How It Started
ARTICLE – Back in March of 2020 when Central Pennsylvania closed schools for two weeks in a “Stop the Spread” initiative, I wasn’t sure how long I’d have to work from home. I set up my own personal laptop — an aging 11” MacBook Air — and downloaded Adobe Creative Cloud and a few Office apps. At the time, it seemed likely that we’d be back in the office by April.
Only two weeks prior to that, we had just set up Office 365 for our company’s email and Office apps, and Teams for work communication. We also ordered new laptops for the entire company, other than the design department (myself included) who were still working on 27” iMacs. It was almost prophetic that these were the exact steps we needed to set up our workforce for extended working from home.
As the weeks turned into months, I realized that we might not be back in the office until much later in the year, or longer. I faced the problem of not being able to bring my work iMac home, as I didn’t have a good spot for it. It didn’t seem like I’d need to make drastic changes to my house, like clearing out a whole room to set up a home office, for example. So I put in a request for a much more capable laptop.
How It’s Going
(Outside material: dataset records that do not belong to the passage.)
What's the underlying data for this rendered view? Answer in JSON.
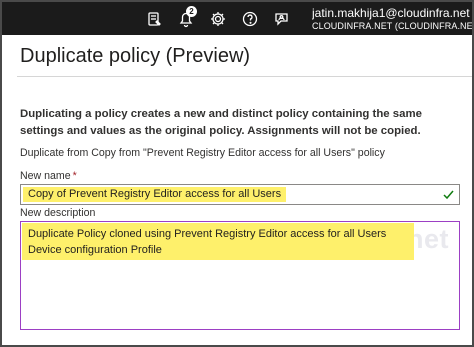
{
  "topbar": {
    "notification_count": "2",
    "account_name": "jatin.makhija1@cloudinfra.net",
    "account_tenant": "CLOUDINFRA.NET (CLOUDINFRA.NET)",
    "icons": [
      "feedback-icon",
      "notification-icon",
      "settings-icon",
      "help-icon",
      "support-icon"
    ]
  },
  "panel": {
    "title": "Duplicate policy (Preview)",
    "description": "Duplicating a policy creates a new and distinct policy containing the same settings and values as the original policy. Assignments will not be copied.",
    "source_text": "Duplicate from Copy from \"Prevent Registry Editor access for all Users\" policy",
    "new_name_label": "New name",
    "required_marker": "*",
    "new_name_value": "Copy of Prevent Registry Editor access for all Users",
    "new_description_label": "New description",
    "new_description_value": "Duplicate Policy cloned using Prevent Registry Editor access for all Users Device configuration Profile",
    "watermark": "Cloudinfra.net"
  },
  "colors": {
    "topbar_bg": "#1b1b1b",
    "highlight": "#fef06b",
    "focus_border": "#9c3fc4",
    "valid_check": "#107c10"
  }
}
The move from an old 11” MacBook Air to a 13” MacBook Pro with a Retina screen was amazing. While the Air was surprisingly capable at running apps like Photoshop and InDesign, the difference in upgrading to a Pro was, as you’d expect, staggering.
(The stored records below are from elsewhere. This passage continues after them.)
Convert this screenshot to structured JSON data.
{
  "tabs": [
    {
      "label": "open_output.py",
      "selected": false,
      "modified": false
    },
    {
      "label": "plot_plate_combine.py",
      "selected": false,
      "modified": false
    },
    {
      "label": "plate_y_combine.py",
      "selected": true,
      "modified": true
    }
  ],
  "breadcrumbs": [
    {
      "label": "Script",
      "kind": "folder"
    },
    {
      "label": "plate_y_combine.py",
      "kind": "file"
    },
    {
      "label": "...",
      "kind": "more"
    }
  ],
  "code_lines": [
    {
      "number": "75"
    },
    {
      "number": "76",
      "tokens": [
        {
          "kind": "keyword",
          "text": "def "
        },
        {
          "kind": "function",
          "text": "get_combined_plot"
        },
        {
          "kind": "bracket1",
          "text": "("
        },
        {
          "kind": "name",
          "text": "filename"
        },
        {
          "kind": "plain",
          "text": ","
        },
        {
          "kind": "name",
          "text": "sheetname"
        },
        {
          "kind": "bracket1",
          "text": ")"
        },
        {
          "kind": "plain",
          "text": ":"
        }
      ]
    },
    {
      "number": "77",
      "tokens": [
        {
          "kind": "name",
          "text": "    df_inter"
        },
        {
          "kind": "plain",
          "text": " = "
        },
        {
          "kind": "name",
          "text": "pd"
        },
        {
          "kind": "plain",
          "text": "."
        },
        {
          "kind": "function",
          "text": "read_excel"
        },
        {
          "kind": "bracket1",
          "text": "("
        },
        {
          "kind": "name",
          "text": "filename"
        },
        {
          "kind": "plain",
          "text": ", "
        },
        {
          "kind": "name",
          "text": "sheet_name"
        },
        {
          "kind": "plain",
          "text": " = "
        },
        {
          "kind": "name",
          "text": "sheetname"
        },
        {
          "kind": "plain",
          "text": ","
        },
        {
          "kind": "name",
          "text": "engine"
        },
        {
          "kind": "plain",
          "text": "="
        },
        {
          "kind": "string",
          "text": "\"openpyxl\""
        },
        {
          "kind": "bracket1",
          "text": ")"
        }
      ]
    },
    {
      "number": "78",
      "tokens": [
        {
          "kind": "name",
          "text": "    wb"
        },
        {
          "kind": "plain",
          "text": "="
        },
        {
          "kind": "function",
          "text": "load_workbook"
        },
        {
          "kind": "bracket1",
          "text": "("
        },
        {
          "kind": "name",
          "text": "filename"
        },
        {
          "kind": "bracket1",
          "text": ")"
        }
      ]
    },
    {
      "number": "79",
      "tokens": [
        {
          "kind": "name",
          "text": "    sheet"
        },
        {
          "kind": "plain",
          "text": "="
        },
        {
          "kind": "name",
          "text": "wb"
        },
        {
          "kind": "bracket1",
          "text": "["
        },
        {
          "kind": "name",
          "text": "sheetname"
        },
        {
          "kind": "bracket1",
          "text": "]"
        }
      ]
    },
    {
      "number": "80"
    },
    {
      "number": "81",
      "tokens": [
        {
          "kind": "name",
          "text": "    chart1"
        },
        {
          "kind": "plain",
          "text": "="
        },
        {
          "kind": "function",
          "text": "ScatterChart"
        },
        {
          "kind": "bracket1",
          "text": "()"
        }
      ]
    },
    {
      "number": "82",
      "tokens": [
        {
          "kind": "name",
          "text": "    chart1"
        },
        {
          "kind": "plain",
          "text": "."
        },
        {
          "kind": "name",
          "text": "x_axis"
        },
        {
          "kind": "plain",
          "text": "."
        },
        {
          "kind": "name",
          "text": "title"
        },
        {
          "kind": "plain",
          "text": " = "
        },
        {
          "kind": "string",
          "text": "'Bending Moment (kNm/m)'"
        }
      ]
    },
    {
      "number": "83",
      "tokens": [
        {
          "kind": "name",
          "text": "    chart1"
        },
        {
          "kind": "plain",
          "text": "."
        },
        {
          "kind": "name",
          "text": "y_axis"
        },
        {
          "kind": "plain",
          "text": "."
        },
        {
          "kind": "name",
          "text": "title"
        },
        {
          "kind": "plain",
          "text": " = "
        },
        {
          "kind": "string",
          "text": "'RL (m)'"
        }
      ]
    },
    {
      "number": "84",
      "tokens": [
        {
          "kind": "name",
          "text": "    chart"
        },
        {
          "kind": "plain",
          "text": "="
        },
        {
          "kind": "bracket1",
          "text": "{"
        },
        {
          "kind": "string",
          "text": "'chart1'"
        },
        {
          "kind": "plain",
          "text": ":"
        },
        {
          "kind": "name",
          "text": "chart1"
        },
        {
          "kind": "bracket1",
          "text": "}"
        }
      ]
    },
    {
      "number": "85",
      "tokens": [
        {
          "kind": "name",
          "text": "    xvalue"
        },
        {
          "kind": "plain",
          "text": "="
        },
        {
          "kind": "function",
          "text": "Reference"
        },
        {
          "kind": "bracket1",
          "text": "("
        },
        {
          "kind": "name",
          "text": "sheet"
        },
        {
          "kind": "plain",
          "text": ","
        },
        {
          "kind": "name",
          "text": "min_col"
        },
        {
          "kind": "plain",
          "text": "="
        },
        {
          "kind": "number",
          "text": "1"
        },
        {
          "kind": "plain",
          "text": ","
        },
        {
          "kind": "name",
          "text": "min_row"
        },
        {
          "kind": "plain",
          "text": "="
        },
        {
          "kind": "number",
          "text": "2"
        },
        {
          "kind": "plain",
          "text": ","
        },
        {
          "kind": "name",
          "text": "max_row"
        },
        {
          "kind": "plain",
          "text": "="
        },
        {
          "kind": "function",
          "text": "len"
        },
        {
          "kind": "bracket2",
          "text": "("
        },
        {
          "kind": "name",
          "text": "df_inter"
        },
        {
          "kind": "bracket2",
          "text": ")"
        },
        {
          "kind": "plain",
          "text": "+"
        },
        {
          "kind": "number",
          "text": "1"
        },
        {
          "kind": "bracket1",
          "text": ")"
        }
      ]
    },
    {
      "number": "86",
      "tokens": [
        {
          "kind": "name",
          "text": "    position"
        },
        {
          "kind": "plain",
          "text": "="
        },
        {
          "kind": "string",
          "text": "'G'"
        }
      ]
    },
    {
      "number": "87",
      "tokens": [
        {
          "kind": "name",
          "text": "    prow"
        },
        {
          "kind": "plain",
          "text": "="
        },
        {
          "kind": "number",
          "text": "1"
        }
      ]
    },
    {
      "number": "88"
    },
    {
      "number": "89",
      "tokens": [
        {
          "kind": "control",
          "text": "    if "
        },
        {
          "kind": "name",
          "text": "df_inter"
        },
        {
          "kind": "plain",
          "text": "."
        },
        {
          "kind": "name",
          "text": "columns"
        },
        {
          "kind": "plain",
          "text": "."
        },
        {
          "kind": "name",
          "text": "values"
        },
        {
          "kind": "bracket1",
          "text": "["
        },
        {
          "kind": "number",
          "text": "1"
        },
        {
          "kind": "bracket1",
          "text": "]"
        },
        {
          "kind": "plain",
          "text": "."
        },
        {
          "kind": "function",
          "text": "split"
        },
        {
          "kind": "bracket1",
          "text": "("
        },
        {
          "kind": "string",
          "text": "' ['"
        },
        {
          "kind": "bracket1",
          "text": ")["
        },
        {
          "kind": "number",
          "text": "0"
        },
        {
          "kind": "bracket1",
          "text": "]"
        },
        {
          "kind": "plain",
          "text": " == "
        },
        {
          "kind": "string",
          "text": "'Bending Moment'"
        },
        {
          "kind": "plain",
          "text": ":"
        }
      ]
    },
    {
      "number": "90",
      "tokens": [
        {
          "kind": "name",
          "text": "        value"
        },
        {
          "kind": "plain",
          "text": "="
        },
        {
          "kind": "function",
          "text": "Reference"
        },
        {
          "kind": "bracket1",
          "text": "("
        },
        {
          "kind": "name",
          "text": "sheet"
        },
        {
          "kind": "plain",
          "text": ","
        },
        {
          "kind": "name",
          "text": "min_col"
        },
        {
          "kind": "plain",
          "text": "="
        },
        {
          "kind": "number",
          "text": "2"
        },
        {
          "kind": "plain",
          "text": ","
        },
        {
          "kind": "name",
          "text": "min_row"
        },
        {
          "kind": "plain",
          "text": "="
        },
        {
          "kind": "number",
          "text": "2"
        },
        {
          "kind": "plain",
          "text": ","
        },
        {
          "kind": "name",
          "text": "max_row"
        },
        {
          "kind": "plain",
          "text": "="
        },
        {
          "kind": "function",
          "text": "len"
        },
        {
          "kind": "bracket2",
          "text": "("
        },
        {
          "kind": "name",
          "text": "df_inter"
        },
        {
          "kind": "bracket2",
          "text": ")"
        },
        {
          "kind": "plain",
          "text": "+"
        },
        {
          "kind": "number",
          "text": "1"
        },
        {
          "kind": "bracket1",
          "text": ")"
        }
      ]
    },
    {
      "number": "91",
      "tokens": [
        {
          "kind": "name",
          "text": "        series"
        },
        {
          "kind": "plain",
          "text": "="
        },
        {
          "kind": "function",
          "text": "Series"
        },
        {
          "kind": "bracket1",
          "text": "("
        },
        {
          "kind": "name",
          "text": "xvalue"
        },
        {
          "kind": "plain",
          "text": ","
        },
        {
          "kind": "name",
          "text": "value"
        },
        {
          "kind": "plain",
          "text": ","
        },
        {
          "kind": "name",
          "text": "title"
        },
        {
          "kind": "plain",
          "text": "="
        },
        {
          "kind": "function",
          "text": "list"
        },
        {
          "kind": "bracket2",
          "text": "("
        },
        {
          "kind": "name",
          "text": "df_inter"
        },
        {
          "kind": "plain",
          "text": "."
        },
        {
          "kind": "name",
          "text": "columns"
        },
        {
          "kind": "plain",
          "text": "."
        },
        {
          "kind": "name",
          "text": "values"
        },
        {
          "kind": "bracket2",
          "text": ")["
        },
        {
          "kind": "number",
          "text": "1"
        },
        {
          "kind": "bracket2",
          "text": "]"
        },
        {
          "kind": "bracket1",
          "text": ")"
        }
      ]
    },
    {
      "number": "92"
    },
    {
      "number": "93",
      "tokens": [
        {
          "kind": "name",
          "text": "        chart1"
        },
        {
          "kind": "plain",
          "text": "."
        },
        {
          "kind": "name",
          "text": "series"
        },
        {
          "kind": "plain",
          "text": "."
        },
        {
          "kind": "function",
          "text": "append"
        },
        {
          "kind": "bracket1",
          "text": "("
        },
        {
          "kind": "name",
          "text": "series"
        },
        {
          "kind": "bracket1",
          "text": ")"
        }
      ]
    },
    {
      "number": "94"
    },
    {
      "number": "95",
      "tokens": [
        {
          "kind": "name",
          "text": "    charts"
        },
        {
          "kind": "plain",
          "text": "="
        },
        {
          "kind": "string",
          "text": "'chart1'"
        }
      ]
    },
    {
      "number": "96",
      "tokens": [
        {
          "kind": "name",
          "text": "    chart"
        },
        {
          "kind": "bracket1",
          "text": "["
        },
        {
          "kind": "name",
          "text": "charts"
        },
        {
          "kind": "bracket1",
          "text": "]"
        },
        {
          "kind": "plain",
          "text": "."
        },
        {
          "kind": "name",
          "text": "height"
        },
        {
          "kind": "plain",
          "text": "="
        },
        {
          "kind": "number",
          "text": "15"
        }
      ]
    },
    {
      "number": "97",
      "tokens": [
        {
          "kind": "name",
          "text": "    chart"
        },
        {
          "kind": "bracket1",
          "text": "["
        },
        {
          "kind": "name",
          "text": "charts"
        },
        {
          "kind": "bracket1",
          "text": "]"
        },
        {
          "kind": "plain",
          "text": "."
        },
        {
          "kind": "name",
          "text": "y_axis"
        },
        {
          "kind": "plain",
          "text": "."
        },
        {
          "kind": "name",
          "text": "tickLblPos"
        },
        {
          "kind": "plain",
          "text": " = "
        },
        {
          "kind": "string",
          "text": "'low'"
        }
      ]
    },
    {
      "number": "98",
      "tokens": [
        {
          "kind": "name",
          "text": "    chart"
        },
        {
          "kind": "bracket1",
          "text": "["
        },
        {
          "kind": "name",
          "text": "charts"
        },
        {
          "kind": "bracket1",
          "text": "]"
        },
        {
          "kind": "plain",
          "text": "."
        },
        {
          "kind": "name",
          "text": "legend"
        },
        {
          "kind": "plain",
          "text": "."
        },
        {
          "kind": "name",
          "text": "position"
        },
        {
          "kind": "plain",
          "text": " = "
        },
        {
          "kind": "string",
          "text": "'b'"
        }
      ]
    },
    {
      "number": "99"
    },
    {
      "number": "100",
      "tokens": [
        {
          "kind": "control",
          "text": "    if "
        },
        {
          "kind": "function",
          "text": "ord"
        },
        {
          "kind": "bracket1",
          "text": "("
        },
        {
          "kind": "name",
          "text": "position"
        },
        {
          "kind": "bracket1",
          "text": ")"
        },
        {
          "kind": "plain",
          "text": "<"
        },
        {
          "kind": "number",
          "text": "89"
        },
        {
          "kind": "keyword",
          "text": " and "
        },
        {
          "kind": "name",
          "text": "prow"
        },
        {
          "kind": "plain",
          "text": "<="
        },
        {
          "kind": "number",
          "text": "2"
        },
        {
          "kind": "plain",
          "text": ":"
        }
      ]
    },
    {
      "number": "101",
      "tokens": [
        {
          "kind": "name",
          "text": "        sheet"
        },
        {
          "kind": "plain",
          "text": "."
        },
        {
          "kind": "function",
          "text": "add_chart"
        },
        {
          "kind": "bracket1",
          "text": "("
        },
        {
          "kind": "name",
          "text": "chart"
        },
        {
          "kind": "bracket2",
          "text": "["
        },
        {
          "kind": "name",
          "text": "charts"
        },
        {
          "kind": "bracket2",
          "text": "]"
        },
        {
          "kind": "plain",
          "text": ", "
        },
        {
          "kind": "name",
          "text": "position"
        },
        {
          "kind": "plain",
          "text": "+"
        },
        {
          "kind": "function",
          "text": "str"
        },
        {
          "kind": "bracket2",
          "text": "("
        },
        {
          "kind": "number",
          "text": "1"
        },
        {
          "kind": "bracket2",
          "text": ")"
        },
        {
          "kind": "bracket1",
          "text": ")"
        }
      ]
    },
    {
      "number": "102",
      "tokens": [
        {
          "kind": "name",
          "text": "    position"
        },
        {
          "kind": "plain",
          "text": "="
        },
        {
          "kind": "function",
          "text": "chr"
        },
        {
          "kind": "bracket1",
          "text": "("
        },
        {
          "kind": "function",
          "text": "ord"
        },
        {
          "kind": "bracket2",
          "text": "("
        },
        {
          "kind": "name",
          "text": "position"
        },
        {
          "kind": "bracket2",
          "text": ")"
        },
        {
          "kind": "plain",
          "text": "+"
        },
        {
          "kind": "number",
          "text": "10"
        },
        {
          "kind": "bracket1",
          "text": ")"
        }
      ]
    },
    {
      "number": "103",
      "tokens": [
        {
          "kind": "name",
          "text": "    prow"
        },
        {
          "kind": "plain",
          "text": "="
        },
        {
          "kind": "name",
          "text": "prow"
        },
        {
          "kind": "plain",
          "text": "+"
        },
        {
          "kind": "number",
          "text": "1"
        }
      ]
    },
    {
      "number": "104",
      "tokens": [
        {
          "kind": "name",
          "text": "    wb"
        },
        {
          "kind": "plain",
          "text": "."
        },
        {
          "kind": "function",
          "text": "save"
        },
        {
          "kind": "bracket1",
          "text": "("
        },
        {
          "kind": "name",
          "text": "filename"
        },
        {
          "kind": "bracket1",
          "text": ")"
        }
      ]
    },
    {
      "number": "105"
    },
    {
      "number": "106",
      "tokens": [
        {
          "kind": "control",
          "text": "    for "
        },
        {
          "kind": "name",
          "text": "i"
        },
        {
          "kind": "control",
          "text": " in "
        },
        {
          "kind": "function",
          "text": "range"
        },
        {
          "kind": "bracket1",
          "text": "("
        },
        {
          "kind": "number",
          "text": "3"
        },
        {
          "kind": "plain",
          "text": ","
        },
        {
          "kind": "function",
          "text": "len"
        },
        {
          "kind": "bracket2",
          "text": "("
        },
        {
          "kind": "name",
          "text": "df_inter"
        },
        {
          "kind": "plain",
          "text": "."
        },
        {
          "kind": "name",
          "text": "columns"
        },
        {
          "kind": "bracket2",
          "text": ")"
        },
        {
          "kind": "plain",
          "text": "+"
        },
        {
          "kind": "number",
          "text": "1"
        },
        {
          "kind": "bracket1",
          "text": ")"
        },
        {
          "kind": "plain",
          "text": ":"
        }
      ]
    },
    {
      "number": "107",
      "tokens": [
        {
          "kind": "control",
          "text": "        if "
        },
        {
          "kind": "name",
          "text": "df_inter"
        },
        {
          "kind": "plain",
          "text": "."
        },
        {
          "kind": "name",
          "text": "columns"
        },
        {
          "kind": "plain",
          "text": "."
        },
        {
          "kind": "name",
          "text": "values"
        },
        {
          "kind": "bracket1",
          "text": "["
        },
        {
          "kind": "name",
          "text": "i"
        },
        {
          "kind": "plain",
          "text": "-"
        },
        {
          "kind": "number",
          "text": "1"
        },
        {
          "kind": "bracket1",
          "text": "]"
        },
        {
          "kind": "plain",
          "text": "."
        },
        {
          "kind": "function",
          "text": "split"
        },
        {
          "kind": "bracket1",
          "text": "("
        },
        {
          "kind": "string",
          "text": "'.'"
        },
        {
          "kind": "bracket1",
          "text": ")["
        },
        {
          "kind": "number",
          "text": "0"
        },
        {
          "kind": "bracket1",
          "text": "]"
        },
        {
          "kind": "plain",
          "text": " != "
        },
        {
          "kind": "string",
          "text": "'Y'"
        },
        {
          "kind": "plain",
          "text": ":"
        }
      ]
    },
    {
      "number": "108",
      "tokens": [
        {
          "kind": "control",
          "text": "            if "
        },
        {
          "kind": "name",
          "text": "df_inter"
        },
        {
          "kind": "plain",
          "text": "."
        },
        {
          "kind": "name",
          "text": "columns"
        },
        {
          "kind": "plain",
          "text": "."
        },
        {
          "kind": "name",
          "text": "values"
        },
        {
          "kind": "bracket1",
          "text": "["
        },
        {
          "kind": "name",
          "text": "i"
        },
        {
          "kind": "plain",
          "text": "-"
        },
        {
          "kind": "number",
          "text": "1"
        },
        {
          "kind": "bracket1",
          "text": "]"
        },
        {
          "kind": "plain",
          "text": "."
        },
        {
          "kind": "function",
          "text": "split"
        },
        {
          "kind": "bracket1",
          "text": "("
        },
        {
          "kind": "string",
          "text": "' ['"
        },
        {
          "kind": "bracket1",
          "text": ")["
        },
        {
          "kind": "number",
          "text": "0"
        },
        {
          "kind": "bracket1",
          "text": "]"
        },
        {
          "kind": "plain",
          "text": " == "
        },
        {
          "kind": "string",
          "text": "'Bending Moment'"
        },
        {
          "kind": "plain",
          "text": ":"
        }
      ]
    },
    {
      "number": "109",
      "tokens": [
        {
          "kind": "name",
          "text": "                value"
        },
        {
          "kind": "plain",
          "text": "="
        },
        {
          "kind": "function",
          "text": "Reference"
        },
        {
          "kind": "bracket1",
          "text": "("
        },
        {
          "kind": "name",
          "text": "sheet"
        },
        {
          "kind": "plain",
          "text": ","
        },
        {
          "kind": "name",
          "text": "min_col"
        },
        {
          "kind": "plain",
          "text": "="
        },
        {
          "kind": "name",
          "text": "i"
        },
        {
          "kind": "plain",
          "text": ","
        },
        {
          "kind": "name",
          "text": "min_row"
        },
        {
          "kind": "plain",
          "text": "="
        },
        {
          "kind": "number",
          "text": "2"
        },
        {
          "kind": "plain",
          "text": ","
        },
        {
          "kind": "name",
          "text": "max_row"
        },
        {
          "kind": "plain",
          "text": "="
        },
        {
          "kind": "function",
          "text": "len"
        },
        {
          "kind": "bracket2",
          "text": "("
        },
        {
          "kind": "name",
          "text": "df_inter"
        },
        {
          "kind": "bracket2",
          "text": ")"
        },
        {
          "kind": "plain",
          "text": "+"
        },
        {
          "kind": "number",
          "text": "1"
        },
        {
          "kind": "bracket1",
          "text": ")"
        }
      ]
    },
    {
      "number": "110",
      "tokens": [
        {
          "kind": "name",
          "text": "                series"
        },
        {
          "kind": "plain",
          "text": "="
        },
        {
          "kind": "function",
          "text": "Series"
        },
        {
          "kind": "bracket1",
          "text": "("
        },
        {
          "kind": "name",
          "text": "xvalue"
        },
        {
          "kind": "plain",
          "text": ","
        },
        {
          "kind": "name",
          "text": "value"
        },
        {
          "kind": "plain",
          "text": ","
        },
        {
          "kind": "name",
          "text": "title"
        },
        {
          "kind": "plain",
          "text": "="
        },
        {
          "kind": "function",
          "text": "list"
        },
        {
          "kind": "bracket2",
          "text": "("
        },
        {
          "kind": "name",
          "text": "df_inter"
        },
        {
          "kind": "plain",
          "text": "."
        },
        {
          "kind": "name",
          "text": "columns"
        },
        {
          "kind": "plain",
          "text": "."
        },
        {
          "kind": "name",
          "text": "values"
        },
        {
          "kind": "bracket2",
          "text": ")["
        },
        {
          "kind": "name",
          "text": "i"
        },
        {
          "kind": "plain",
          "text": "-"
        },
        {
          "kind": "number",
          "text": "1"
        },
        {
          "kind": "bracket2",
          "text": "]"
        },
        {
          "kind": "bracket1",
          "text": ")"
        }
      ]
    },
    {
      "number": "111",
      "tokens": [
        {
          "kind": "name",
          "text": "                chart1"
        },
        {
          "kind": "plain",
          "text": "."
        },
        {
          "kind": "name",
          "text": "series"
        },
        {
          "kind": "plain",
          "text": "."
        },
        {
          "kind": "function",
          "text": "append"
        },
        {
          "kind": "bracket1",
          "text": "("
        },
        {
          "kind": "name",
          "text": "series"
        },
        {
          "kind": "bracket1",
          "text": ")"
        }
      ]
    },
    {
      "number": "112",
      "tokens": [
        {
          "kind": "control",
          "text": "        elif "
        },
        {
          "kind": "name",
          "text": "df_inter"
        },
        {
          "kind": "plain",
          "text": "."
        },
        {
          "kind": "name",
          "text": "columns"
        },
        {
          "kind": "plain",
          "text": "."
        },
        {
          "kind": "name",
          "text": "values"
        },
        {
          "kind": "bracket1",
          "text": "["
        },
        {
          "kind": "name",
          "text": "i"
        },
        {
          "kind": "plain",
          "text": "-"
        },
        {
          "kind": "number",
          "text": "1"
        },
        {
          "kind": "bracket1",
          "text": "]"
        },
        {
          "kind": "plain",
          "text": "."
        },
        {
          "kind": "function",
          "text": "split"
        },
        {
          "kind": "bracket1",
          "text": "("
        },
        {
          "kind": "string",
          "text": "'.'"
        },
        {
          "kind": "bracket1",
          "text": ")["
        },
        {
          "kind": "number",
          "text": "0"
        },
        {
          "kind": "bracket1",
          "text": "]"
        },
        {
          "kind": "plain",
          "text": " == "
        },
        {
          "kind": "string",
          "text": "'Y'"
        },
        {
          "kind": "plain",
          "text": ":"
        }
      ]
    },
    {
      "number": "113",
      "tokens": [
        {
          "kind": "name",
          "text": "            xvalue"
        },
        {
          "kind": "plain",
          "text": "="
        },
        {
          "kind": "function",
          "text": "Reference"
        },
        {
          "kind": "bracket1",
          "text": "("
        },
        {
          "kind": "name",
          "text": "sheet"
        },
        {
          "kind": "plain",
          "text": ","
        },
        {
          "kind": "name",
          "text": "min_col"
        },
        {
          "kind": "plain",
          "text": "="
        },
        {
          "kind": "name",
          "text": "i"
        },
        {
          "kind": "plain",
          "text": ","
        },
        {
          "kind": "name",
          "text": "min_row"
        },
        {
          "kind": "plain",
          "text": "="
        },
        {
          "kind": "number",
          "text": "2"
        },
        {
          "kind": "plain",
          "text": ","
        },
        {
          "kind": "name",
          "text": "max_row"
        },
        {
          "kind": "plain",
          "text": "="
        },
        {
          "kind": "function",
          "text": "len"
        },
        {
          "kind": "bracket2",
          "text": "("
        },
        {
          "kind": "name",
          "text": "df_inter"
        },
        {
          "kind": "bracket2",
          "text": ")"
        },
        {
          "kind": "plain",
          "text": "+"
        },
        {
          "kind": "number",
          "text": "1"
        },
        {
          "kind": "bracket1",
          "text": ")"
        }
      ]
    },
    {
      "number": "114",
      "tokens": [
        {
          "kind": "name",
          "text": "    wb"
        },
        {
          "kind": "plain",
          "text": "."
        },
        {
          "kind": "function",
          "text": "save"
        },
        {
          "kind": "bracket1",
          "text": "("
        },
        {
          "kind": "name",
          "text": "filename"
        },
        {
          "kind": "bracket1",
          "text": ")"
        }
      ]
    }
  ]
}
Over time, I also made some other improvements, and now my regular setup looks like this:
- 13” MacBook Pro
- Logitech M705 Mouse (with 3-year battery life) since my Magic Mouse was starting to die
- TwelveSouth MacBook stand, to raise the screen to a more comfortable height
- Apple Magic Keyboard (that I procured from my work iMac)
- Aukey FHD webcam, because the MacBook webcam is terrible, and I have to get on several meetings per week
- USB-C hub, because the MacBook only has 2 USB-C ports, something which Apple is actually fixing on their newer laptops
- An extra wall charger so I can move around the house without unplugging and dragging cables
- SteelSeries extra-large mousepad, because the wood finish on my table was starting to rub away from so much mousing
I still sit at my dining room table every day, but I’m able to move around the house and sit on a couch or recliner for less mouse-heavy tasks like web work and emails. I did get a thicker chair cushion, though.
With communication tools like Office 365, Teams, and Microsoft’s SharePoint file-sharing system, there’s a really good chance that remote work will become the norm for our company. When the lease on our office is up this year, it’s likely we’ll reduce the size of our floor space by 75%, saving tens of thousands of dollars a year. I have a feeling that a lot of other companies will do the same.
Be sure and check out the other WFH setup articles in this series.